At first it felt like I was on a Disney ride minus the animatronics. The driver/pilot/guide was a lot of fun and showed us around the mangrove estuary. The water was brackish and manatees, dolphins and sharks are seen regularly. At one point the driver stopped the boat and pulled near shore and started calling out, kinda like calling a dog. I was like, what the hell is going on. Pretty soon a party of 3 young raccoons came out of the mangroves to the edge of the water to greet us. He even gave the driver a high five!! Odd and yet hilarious!
The raccoons feed on baby alligators amongst other things I was told. Apparently the mangrove also have bobcats and on occasion the Florida panther. 
Evening was approaching so I started to scope out a good place to shoot a sunset. I settled on the state park area and got a front row seat of a beautiful sunset. 
Everglade city has a lot of crab fishermen so it's a good place to check out the local restaurants and dives for Blue crab straight from the boat to your table. 
After a nice dinner, both for me and the mosquitoes I headed due east for Homestead and my Airbnb lodging. My favorite thing were all the Panther crossing signs. 
Here is a gear list for my 3 day trip:
Think Tank Streetwalker Pro Hard drive with Speedbelt
Nikon D500
Nikon D600
Nikkor 200-500E f/5.6
Nikkor 24-85G f3.5-4.5
Tamron 90mm f/2.8 Macro
SB700 Speedlight
ND 4 and Circ Polarizing Filter
Extra batteries, charger 
Lens cleaning stuff
Selfie stick 
Three Legged Thing Adrian tripod
Ball head
Jobu Jr. 

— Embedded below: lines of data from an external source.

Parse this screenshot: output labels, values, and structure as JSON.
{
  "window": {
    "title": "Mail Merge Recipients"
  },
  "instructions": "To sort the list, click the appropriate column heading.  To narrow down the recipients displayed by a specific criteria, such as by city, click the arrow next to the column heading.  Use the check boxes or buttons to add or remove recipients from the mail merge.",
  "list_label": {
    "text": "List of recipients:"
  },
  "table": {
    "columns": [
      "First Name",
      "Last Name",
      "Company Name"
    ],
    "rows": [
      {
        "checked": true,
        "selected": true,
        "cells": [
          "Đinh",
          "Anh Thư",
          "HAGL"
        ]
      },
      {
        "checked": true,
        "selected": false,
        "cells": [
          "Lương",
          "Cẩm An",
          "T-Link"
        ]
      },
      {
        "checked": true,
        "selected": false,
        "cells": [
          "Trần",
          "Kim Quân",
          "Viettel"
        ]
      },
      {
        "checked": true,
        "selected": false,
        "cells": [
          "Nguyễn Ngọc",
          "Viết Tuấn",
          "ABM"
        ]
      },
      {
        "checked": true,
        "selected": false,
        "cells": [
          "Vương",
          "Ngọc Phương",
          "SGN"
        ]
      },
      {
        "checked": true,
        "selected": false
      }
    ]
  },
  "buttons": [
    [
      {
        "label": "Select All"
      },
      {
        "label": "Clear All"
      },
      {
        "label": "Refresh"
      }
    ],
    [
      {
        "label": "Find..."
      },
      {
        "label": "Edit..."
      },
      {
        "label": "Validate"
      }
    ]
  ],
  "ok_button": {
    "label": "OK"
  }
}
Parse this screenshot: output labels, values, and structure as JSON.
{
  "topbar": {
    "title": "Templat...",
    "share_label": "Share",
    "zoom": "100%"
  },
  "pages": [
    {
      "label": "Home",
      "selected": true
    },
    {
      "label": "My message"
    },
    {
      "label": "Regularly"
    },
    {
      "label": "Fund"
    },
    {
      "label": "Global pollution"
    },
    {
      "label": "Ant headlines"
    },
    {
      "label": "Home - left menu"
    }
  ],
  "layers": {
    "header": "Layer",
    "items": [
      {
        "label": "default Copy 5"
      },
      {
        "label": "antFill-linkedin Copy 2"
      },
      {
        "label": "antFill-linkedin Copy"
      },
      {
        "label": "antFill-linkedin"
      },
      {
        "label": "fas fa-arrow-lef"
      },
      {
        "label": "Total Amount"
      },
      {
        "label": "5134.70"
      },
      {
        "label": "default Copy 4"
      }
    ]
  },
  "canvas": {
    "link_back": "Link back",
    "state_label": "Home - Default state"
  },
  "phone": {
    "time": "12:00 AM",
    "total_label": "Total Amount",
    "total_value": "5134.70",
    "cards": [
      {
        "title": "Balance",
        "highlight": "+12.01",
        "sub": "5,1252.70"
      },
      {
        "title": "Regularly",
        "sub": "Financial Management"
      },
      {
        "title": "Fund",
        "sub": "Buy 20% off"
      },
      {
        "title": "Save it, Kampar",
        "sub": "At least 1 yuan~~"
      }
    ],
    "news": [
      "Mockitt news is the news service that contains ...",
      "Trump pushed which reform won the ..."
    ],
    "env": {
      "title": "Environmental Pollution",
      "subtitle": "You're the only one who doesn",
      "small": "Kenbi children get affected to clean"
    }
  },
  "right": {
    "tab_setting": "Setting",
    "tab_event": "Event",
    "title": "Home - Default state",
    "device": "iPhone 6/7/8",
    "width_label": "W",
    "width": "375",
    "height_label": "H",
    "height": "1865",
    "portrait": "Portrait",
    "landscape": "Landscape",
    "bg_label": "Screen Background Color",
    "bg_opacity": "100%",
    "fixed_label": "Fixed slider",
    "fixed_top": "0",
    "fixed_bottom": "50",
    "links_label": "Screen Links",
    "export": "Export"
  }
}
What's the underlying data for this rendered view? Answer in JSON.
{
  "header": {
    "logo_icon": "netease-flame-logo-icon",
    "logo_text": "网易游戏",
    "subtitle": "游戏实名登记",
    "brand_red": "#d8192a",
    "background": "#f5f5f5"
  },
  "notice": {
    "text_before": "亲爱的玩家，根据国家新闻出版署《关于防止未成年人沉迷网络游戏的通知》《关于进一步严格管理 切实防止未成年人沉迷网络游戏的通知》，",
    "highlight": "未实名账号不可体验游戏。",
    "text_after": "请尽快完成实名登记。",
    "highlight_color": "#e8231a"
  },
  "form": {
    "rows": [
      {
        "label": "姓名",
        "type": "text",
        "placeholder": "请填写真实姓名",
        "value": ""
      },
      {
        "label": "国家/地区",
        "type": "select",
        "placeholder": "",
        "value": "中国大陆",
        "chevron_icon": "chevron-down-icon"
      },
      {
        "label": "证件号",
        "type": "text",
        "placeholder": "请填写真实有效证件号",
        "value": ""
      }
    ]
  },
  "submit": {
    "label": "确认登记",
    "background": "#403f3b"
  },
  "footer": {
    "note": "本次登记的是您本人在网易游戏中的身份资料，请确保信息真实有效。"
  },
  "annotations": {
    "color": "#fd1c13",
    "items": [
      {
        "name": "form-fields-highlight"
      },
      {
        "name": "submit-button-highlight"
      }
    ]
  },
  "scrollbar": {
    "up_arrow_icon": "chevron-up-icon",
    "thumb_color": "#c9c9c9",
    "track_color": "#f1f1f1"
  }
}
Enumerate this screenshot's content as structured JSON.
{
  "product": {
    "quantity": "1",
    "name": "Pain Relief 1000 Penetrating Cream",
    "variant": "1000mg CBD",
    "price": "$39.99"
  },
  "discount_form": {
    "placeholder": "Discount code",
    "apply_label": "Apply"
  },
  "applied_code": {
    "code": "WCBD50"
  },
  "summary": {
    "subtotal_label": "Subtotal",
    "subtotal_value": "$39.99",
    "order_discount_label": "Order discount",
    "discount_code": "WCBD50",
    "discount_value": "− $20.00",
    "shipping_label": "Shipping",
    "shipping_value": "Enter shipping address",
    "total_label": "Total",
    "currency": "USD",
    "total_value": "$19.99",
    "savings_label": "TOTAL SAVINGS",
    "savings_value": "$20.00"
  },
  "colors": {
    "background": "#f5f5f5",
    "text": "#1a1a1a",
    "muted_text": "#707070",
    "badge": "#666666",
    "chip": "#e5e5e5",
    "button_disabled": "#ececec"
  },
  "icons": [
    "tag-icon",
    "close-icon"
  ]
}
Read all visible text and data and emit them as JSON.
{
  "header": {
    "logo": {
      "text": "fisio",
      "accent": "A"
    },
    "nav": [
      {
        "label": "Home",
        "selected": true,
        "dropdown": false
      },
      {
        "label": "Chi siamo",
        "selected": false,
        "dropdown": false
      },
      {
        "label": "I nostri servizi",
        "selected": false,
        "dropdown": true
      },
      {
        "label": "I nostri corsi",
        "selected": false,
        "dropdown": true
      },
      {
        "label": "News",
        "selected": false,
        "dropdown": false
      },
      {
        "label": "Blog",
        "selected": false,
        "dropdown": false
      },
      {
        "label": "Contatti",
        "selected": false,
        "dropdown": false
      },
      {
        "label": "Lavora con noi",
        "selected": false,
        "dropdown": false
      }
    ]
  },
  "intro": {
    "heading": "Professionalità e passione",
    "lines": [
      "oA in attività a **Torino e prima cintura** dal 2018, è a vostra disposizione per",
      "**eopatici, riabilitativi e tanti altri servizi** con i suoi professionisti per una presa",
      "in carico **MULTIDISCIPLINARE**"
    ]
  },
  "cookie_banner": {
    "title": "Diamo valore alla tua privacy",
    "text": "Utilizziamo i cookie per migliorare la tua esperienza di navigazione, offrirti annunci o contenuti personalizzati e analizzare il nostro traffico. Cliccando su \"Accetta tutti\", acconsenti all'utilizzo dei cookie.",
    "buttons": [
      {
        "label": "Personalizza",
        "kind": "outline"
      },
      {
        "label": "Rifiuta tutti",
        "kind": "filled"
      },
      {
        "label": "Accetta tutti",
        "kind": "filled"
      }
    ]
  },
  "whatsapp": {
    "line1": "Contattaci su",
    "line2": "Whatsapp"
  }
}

I enjoyed using the ThinkTank bag. It's easy to shoot out of. Several time I would be shooting a landscape and at the same time grabbing my action set up for birds that were flying by. It's a little heavy to carry fully loaded. The speed belt does help, or maybe I need to loose my beer gut. It will fit under a domestic flight under seat so it works nice with a carry on.  The back mesh is not the best for sand, however and I think I'd prefer a back opening design. I am looking at the F-Stop Ajna as an all in one. However, it was nice to have photography and personal items separate. Maybe a Mindshift or a Lowepro 500 AW bag? I'm such a gear bag whore!

Morning of day two I decided to check out the Anhinga Trail at the Royal Palm visitors center. I think it's best to go early in the morning for several reasons. It helps that the crowds aren't there and the wildlife is more active, not to mention the light is beautiful. For me it was a bonus that the ranger hadn't arrived and I got in free! 
As you enter the parking area you will notice a large group of turkey vultures eyeing your newly installed super-rain-off windshield wipers. Apparently they seem to love chewing on any rubber part of your car. There are blue tarps and bungees available to cover your car. Go figure! Luckily they stayed away from my Yaris Rental. 
For a Minnesota photographer, what amazed me was how close the birds will allow you to approach. They are definitely used to people. At times my 200-500 lens was too long. I bet you could get away with a 70-200, or a 70-300 lens here. I actually found bird in flight shots difficult as they were so close. 
On my D500, I would switch between single point for portraits to continuous with all points chosen for fast moving or flight. Coming from the D600 and D300 I had to use 9 point continuous and train it on the target to get focus. With the D500 the autofocus system is amazing and able to pick background from foreground for fast moving subjects. Too easy drill sergeant!
There was so much happening I felt like I was at a wedding shoot. Going from portrait to landscape orientation, listening to fighting relatives, etc. I should have brought a shoot list. 
The actual trail is not that long and I could have left my bag in the car and just hand carried the Nikon D500/200-500 combo. I thought of using a tripod but it was totally fine handholding this combo. There were locals with their 500/600/800mm f/4 giants, and they were using a hand carts, good idea!

Rental: $63.46
Flight: $239.40
Airbnb: $90
Hotel: $100
Airboat: $31
Gas: $40
Food: $

Park fee, $25, $4